(Dataset rows describing interfaces)
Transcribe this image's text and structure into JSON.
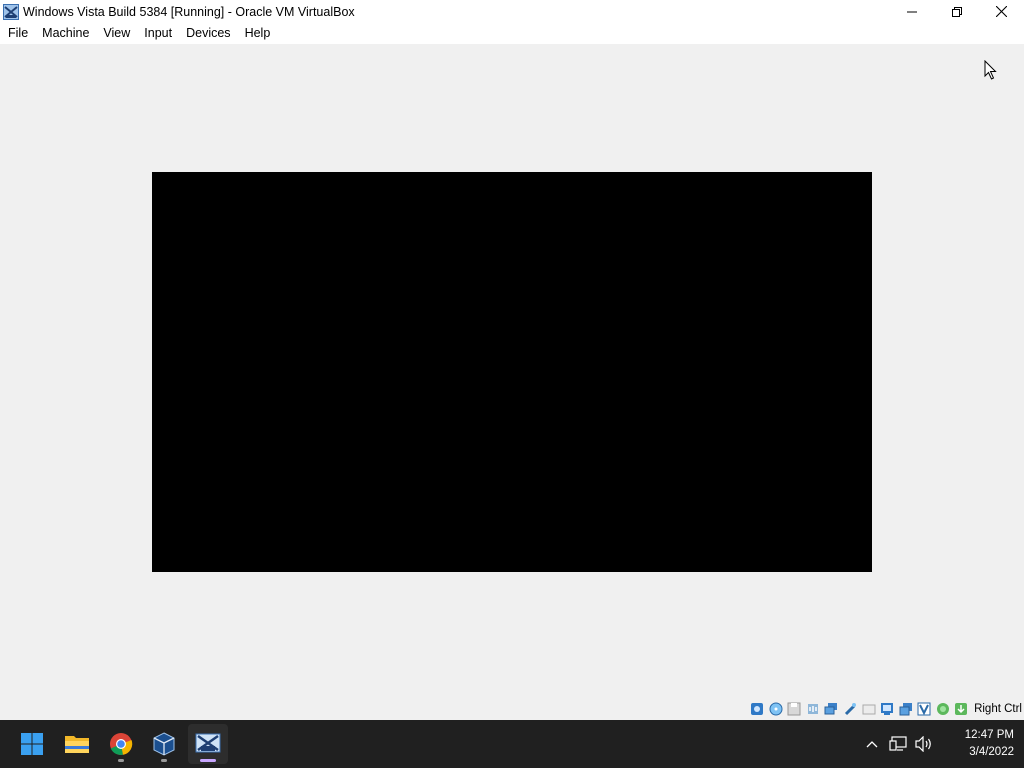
{
  "window": {
    "title": "Windows Vista Build 5384 [Running] - Oracle VM VirtualBox",
    "app_icon": "virtualbox-vista-icon",
    "controls": [
      "minimize-icon",
      "restore-icon",
      "close-icon"
    ]
  },
  "menubar": {
    "items": [
      "File",
      "Machine",
      "View",
      "Input",
      "Devices",
      "Help"
    ]
  },
  "vm": {
    "screen_color": "#000000"
  },
  "statusbar": {
    "icons": [
      "hard-disk-icon",
      "optical-drive-icon",
      "floppy-icon",
      "audio-icon",
      "network-icon",
      "usb-icon",
      "shared-folders-icon",
      "display-icon",
      "recording-icon",
      "cpu-icon",
      "vt-x-icon",
      "guest-additions-icon",
      "mouse-integration-icon"
    ],
    "host_key": "Right Ctrl"
  },
  "taskbar": {
    "apps": [
      "start-icon",
      "file-explorer-icon",
      "chrome-icon",
      "virtualbox-manager-icon",
      "virtualbox-vm-icon"
    ],
    "tray_icons": [
      "chevron-up-icon",
      "network-icon",
      "volume-icon"
    ],
    "time": "12:47 PM",
    "date": "3/4/2022"
  },
  "colors": {
    "taskbar_bg": "#202020",
    "workspace_bg": "#f0f0f0",
    "active_indicator": "#c9a7ff"
  }
}
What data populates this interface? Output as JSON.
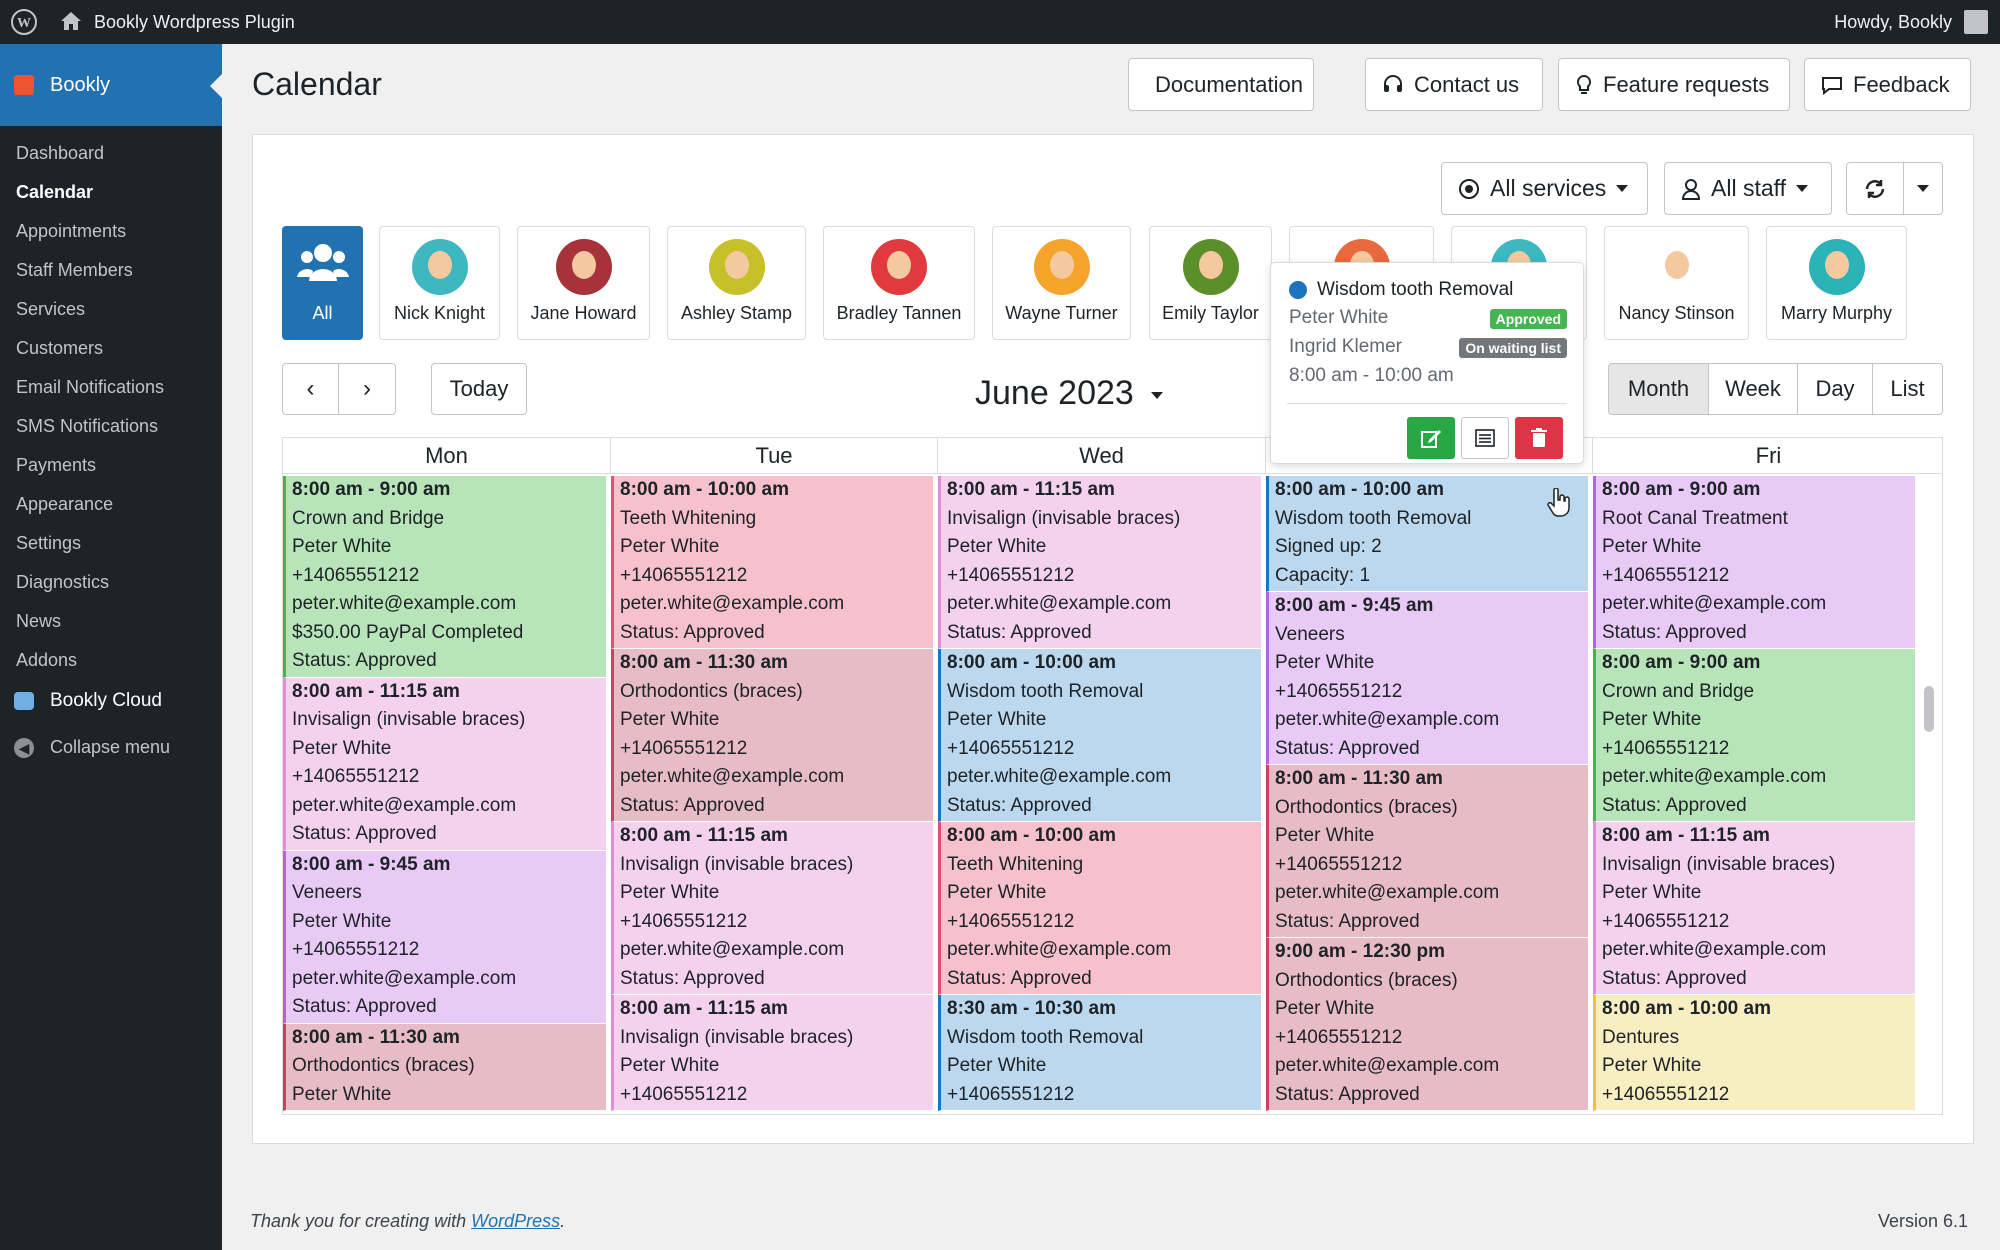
{
  "adminbar": {
    "site_name": "Bookly Wordpress Plugin",
    "howdy": "Howdy, Bookly"
  },
  "sidebar": {
    "plugin_title": "Bookly",
    "items": [
      "Dashboard",
      "Calendar",
      "Appointments",
      "Staff Members",
      "Services",
      "Customers",
      "Email Notifications",
      "SMS Notifications",
      "Payments",
      "Appearance",
      "Settings",
      "Diagnostics",
      "News",
      "Addons"
    ],
    "current": "Calendar",
    "cloud": "Bookly Cloud",
    "collapse": "Collapse menu"
  },
  "header": {
    "title": "Calendar",
    "buttons": {
      "documentation": "Documentation",
      "contact": "Contact us",
      "features": "Feature requests",
      "feedback": "Feedback"
    }
  },
  "filters": {
    "services": "All services",
    "staff": "All staff"
  },
  "staff": [
    {
      "name": "All"
    },
    {
      "name": "Nick Knight",
      "color": "#3fb7c1"
    },
    {
      "name": "Jane Howard",
      "color": "#a8323a"
    },
    {
      "name": "Ashley Stamp",
      "color": "#c6c02a"
    },
    {
      "name": "Bradley Tannen",
      "color": "#e0393e"
    },
    {
      "name": "Wayne Turner",
      "color": "#f6a32b"
    },
    {
      "name": "Emily Taylor",
      "color": "#5b8f2a"
    },
    {
      "name": "",
      "color": "#e86a3c"
    },
    {
      "name": "",
      "color": "#3fb7c1"
    },
    {
      "name": "Nancy Stinson",
      "color": "#ffffff"
    },
    {
      "name": "Marry Murphy",
      "color": "#2bb3b8"
    }
  ],
  "nav": {
    "prev": "‹",
    "next": "›",
    "today": "Today",
    "month_title": "June 2023"
  },
  "views": {
    "month": "Month",
    "week": "Week",
    "day": "Day",
    "list": "List"
  },
  "days": [
    "Mon",
    "Tue",
    "Wed",
    "",
    "Fri"
  ],
  "popover": {
    "title": "Wisdom tooth Removal",
    "customer1": "Peter White",
    "status1": "Approved",
    "customer2": "Ingrid Klemer",
    "status2": "On waiting list",
    "time": "8:00 am - 10:00 am"
  },
  "columns": [
    {
      "events": [
        {
          "lines": [
            "8:00 am - 9:00 am",
            "Crown and Bridge",
            "Peter White",
            "+14065551212",
            "peter.white@example.com",
            "$350.00 PayPal Completed",
            "Status: Approved"
          ],
          "bg": "#b8e4b9",
          "border": "#4caf50"
        },
        {
          "lines": [
            "8:00 am - 11:15 am",
            "Invisalign (invisable braces)",
            "Peter White",
            "+14065551212",
            "peter.white@example.com",
            "Status: Approved"
          ],
          "bg": "#f4d2ee",
          "border": "#e08fd6"
        },
        {
          "lines": [
            "8:00 am - 9:45 am",
            "Veneers",
            "Peter White",
            "+14065551212",
            "peter.white@example.com",
            "Status: Approved"
          ],
          "bg": "#e9c9f6",
          "border": "#b066d6"
        },
        {
          "lines": [
            "8:00 am - 11:30 am",
            "Orthodontics (braces)",
            "Peter White"
          ],
          "bg": "#e8bcc6",
          "border": "#c9425f"
        }
      ]
    },
    {
      "events": [
        {
          "lines": [
            "8:00 am - 10:00 am",
            "Teeth Whitening",
            "Peter White",
            "+14065551212",
            "peter.white@example.com",
            "Status: Approved"
          ],
          "bg": "#f6c1cc",
          "border": "#e25073"
        },
        {
          "lines": [
            "8:00 am - 11:30 am",
            "Orthodontics (braces)",
            "Peter White",
            "+14065551212",
            "peter.white@example.com",
            "Status: Approved"
          ],
          "bg": "#e8bcc6",
          "border": "#c9425f"
        },
        {
          "lines": [
            "8:00 am - 11:15 am",
            "Invisalign (invisable braces)",
            "Peter White",
            "+14065551212",
            "peter.white@example.com",
            "Status: Approved"
          ],
          "bg": "#f4d2ee",
          "border": "#e08fd6"
        },
        {
          "lines": [
            "8:00 am - 11:15 am",
            "Invisalign (invisable braces)",
            "Peter White",
            "+14065551212"
          ],
          "bg": "#f4d2ee",
          "border": "#e08fd6"
        }
      ]
    },
    {
      "events": [
        {
          "lines": [
            "8:00 am - 11:15 am",
            "Invisalign (invisable braces)",
            "Peter White",
            "+14065551212",
            "peter.white@example.com",
            "Status: Approved"
          ],
          "bg": "#f4d2ee",
          "border": "#e08fd6"
        },
        {
          "lines": [
            "8:00 am - 10:00 am",
            "Wisdom tooth Removal",
            "Peter White",
            "+14065551212",
            "peter.white@example.com",
            "Status: Approved"
          ],
          "bg": "#bcd8ef",
          "border": "#1e73be"
        },
        {
          "lines": [
            "8:00 am - 10:00 am",
            "Teeth Whitening",
            "Peter White",
            "+14065551212",
            "peter.white@example.com",
            "Status: Approved"
          ],
          "bg": "#f6c1cc",
          "border": "#e25073"
        },
        {
          "lines": [
            "8:30 am - 10:30 am",
            "Wisdom tooth Removal",
            "Peter White",
            "+14065551212"
          ],
          "bg": "#bcd8ef",
          "border": "#1e73be"
        }
      ]
    },
    {
      "events": [
        {
          "lines": [
            "8:00 am - 10:00 am",
            "Wisdom tooth Removal",
            "Signed up: 2",
            "Capacity: 1"
          ],
          "bg": "#bcd8ef",
          "border": "#1e73be"
        },
        {
          "lines": [
            "8:00 am - 9:45 am",
            "Veneers",
            "Peter White",
            "+14065551212",
            "peter.white@example.com",
            "Status: Approved"
          ],
          "bg": "#e9c9f6",
          "border": "#b066d6"
        },
        {
          "lines": [
            "8:00 am - 11:30 am",
            "Orthodontics (braces)",
            "Peter White",
            "+14065551212",
            "peter.white@example.com",
            "Status: Approved"
          ],
          "bg": "#e8bcc6",
          "border": "#c9425f"
        },
        {
          "lines": [
            "9:00 am - 12:30 pm",
            "Orthodontics (braces)",
            "Peter White",
            "+14065551212",
            "peter.white@example.com",
            "Status: Approved"
          ],
          "bg": "#e8bcc6",
          "border": "#c9425f"
        }
      ]
    },
    {
      "events": [
        {
          "lines": [
            "8:00 am - 9:00 am",
            "Root Canal Treatment",
            "Peter White",
            "+14065551212",
            "peter.white@example.com",
            "Status: Approved"
          ],
          "bg": "#e9c9f6",
          "border": "#b066d6"
        },
        {
          "lines": [
            "8:00 am - 9:00 am",
            "Crown and Bridge",
            "Peter White",
            "+14065551212",
            "peter.white@example.com",
            "Status: Approved"
          ],
          "bg": "#b8e4b9",
          "border": "#4caf50"
        },
        {
          "lines": [
            "8:00 am - 11:15 am",
            "Invisalign (invisable braces)",
            "Peter White",
            "+14065551212",
            "peter.white@example.com",
            "Status: Approved"
          ],
          "bg": "#f4d2ee",
          "border": "#e08fd6"
        },
        {
          "lines": [
            "8:00 am - 10:00 am",
            "Dentures",
            "Peter White",
            "+14065551212"
          ],
          "bg": "#f7eec2",
          "border": "#e7c544"
        }
      ]
    }
  ],
  "footer": {
    "thanks": "Thank you for creating with ",
    "wp_link": "WordPress",
    "period": ".",
    "version": "Version 6.1"
  }
}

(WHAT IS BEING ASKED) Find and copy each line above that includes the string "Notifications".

(ANSWER FOR THE TASK)
      "Email Notifications",
      "SMS Notifications",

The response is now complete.